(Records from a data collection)
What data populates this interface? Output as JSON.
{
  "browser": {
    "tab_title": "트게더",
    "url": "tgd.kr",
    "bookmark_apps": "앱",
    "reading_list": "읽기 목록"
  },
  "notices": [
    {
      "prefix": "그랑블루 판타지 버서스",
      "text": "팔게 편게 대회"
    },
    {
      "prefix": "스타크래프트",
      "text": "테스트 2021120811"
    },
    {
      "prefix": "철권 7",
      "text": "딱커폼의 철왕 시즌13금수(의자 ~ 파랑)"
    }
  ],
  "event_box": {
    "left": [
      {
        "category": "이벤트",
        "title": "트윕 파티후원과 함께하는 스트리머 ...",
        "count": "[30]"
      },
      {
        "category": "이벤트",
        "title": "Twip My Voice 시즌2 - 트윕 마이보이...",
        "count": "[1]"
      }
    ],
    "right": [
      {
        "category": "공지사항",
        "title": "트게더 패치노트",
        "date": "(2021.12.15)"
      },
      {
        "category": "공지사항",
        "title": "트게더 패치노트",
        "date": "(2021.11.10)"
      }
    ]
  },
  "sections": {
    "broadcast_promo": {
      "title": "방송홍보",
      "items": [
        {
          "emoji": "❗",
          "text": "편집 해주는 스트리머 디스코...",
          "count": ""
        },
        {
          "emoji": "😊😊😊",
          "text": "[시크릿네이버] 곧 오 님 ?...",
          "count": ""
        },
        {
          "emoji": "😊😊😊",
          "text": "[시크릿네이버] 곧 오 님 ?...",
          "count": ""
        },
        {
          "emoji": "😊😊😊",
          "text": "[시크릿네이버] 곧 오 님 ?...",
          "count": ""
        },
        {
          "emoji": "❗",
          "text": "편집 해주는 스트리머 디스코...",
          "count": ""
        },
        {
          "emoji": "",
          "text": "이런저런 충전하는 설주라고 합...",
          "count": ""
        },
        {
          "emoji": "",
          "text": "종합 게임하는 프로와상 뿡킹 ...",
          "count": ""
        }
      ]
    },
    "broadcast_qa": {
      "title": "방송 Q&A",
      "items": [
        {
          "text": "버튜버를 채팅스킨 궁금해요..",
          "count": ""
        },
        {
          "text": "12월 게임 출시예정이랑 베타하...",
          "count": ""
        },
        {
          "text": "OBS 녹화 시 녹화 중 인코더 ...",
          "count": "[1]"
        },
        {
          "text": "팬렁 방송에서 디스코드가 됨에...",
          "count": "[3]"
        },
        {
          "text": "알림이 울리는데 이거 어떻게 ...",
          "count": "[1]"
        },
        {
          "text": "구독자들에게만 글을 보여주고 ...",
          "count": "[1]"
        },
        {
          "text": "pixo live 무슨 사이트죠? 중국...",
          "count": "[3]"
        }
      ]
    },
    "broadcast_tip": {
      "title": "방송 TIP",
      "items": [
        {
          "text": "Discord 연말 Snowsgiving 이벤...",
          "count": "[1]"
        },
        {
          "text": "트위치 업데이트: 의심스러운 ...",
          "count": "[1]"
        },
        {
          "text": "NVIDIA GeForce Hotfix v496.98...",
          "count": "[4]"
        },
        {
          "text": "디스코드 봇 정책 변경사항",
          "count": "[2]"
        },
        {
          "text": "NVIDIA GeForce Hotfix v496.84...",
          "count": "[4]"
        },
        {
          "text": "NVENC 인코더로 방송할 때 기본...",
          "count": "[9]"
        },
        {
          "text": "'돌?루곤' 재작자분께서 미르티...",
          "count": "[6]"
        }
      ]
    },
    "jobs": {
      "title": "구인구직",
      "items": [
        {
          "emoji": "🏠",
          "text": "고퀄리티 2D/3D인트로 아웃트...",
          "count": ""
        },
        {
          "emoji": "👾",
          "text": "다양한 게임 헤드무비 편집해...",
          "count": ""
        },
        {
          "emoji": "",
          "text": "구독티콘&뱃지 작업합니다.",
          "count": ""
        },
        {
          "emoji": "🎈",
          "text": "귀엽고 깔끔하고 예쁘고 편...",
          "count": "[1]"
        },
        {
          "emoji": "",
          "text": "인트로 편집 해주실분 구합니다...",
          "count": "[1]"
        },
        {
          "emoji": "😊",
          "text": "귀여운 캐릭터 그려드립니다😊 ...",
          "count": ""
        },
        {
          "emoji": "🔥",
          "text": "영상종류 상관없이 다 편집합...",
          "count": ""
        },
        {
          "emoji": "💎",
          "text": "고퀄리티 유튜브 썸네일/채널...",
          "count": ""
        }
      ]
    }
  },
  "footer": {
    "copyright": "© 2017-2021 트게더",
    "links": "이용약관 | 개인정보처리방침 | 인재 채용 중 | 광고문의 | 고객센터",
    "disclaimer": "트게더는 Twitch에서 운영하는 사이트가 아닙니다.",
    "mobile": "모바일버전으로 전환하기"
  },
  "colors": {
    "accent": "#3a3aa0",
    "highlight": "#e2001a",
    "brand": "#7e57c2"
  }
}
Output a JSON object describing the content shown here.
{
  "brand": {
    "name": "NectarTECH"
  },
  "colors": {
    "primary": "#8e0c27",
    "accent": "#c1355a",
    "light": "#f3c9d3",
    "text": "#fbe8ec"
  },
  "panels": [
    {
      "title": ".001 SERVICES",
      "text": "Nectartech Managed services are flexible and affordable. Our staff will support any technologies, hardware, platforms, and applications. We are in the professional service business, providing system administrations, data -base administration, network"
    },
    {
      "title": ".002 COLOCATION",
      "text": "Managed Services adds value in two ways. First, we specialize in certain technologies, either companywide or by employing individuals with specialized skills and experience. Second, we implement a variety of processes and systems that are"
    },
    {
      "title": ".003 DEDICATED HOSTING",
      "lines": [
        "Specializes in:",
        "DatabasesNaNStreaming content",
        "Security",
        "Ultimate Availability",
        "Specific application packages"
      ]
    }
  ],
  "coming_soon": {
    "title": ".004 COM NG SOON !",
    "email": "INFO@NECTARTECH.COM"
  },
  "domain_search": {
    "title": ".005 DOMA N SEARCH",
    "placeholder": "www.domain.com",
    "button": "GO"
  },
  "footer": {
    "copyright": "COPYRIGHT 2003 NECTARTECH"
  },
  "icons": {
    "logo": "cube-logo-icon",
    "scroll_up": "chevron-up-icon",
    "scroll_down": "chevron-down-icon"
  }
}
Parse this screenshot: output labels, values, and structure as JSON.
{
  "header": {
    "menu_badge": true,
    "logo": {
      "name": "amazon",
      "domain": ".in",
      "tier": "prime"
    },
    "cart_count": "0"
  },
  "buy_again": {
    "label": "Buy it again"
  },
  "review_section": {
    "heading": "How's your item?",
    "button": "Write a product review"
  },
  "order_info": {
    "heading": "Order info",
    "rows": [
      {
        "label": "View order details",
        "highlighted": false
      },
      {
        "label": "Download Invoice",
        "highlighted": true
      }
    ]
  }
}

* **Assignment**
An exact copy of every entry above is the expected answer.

* **Problem solution**
What data populates this interface? Output as JSON.
{
  "browser": {
    "tab_title": "트게더",
    "url": "tgd.kr",
    "bookmark_apps": "앱",
    "reading_list": "읽기 목록"
  },
  "notices": [
    {
      "prefix": "그랑블루 판타지 버서스",
      "text": "팔게 편게 대회"
    },
    {
      "prefix": "스타크래프트",
      "text": "테스트 2021120811"
    },
    {
      "prefix": "철권 7",
      "text": "딱커폼의 철왕 시즌13금수(의자 ~ 파랑)"
    }
  ],
  "event_box": {
    "left": [
      {
        "category": "이벤트",
        "title": "트윕 파티후원과 함께하는 스트리머 ...",
        "count": "[30]"
      },
      {
        "category": "이벤트",
        "title": "Twip My Voice 시즌2 - 트윕 마이보이...",
        "count": "[1]"
      }
    ],
    "right": [
      {
        "category": "공지사항",
        "title": "트게더 패치노트",
        "date": "(2021.12.15)"
      },
      {
        "category": "공지사항",
        "title": "트게더 패치노트",
        "date": "(2021.11.10)"
      }
    ]
  },
  "sections": {
    "broadcast_promo": {
      "title": "방송홍보",
      "items": [
        {
          "emoji": "❗",
          "text": "편집 해주는 스트리머 디스코...",
          "count": ""
        },
        {
          "emoji": "😊😊😊",
          "text": "[시크릿네이버] 곧 오 님 ?...",
          "count": ""
        },
        {
          "emoji": "😊😊😊",
          "text": "[시크릿네이버] 곧 오 님 ?...",
          "count": ""
        },
        {
          "emoji": "😊😊😊",
          "text": "[시크릿네이버] 곧 오 님 ?...",
          "count": ""
        },
        {
          "emoji": "❗",
          "text": "편집 해주는 스트리머 디스코...",
          "count": ""
        },
        {
          "emoji": "",
          "text": "이런저런 충전하는 설주라고 합...",
          "count": ""
        },
        {
          "emoji": "",
          "text": "종합 게임하는 프로와상 뿡킹 ...",
          "count": ""
        }
      ]
    },
    "broadcast_qa": {
      "title": "방송 Q&A",
      "items": [
        {
          "text": "버튜버를 채팅스킨 궁금해요..",
          "count": ""
        },
        {
          "text": "12월 게임 출시예정이랑 베타하...",
          "count": ""
        },
        {
          "text": "OBS 녹화 시 녹화 중 인코더 ...",
          "count": "[1]"
        },
        {
          "text": "팬렁 방송에서 디스코드가 됨에...",
          "count": "[3]"
        },
        {
          "text": "알림이 울리는데 이거 어떻게 ...",
          "count": "[1]"
        },
        {
          "text": "구독자들에게만 글을 보여주고 ...",
          "count": "[1]"
        },
        {
          "text": "pixo live 무슨 사이트죠? 중국...",
          "count": "[3]"
        }
      ]
    },
    "broadcast_tip": {
      "title": "방송 TIP",
      "items": [
        {
          "text": "Discord 연말 Snowsgiving 이벤...",
          "count": "[1]"
        },
        {
          "text": "트위치 업데이트: 의심스러운 ...",
          "count": "[1]"
        },
        {
          "text": "NVIDIA GeForce Hotfix v496.98...",
          "count": "[4]"
        },
        {
          "text": "디스코드 봇 정책 변경사항",
          "count": "[2]"
        },
        {
          "text": "NVIDIA GeForce Hotfix v496.84...",
          "count": "[4]"
        },
        {
          "text": "NVENC 인코더로 방송할 때 기본...",
          "count": "[9]"
        },
        {
          "text": "'돌?루곤' 재작자분께서 미르티...",
          "count": "[6]"
        }
      ]
    },
    "jobs": {
      "title": "구인구직",
      "items": [
        {
          "emoji": "🏠",
          "text": "고퀄리티 2D/3D인트로 아웃트...",
          "count": ""
        },
        {
          "emoji": "👾",
          "text": "다양한 게임 헤드무비 편집해...",
          "count": ""
        },
        {
          "emoji": "",
          "text": "구독티콘&뱃지 작업합니다.",
          "count": ""
        },
        {
          "emoji": "🎈",
          "text": "귀엽고 깔끔하고 예쁘고 편...",
          "count": "[1]"
        },
        {
          "emoji": "",
          "text": "인트로 편집 해주실분 구합니다...",
          "count": "[1]"
        },
        {
          "emoji": "😊",
          "text": "귀여운 캐릭터 그려드립니다😊 ...",
          "count": ""
        },
        {
          "emoji": "🔥",
          "text": "영상종류 상관없이 다 편집합...",
          "count": ""
        },
        {
          "emoji": "💎",
          "text": "고퀄리티 유튜브 썸네일/채널...",
          "count": ""
        }
      ]
    }
  },
  "footer": {
    "copyright": "© 2017-2021 트게더",
    "links": "이용약관 | 개인정보처리방침 | 인재 채용 중 | 광고문의 | 고객센터",
    "disclaimer": "트게더는 Twitch에서 운영하는 사이트가 아닙니다.",
    "mobile": "모바일버전으로 전환하기"
  },
  "colors": {
    "accent": "#3a3aa0",
    "highlight": "#e2001a",
    "brand": "#7e57c2"
  }
}
Output a JSON object describing the content shown here.
{
  "brand": {
    "name": "NectarTECH"
  },
  "colors": {
    "primary": "#8e0c27",
    "accent": "#c1355a",
    "light": "#f3c9d3",
    "text": "#fbe8ec"
  },
  "panels": [
    {
      "title": ".001 SERVICES",
      "text": "Nectartech Managed services are flexible and affordable. Our staff will support any technologies, hardware, platforms, and applications. We are in the professional service business, providing system administrations, data -base administration, network"
    },
    {
      "title": ".002 COLOCATION",
      "text": "Managed Services adds value in two ways. First, we specialize in certain technologies, either companywide or by employing individuals with specialized skills and experience. Second, we implement a variety of processes and systems that are"
    },
    {
      "title": ".003 DEDICATED HOSTING",
      "lines": [
        "Specializes in:",
        "DatabasesNaNStreaming content",
        "Security",
        "Ultimate Availability",
        "Specific application packages"
      ]
    }
  ],
  "coming_soon": {
    "title": ".004 COM NG SOON !",
    "email": "INFO@NECTARTECH.COM"
  },
  "domain_search": {
    "title": ".005 DOMA N SEARCH",
    "placeholder": "www.domain.com",
    "button": "GO"
  },
  "footer": {
    "copyright": "COPYRIGHT 2003 NECTARTECH"
  },
  "icons": {
    "logo": "cube-logo-icon",
    "scroll_up": "chevron-up-icon",
    "scroll_down": "chevron-down-icon"
  }
}
Parse this screenshot: output labels, values, and structure as JSON.
{
  "header": {
    "menu_badge": true,
    "logo": {
      "name": "amazon",
      "domain": ".in",
      "tier": "prime"
    },
    "cart_count": "0"
  },
  "buy_again": {
    "label": "Buy it again"
  },
  "review_section": {
    "heading": "How's your item?",
    "button": "Write a product review"
  },
  "order_info": {
    "heading": "Order info",
    "rows": [
      {
        "label": "View order details",
        "highlighted": false
      },
      {
        "label": "Download Invoice",
        "highlighted": true
      }
    ]
  }
}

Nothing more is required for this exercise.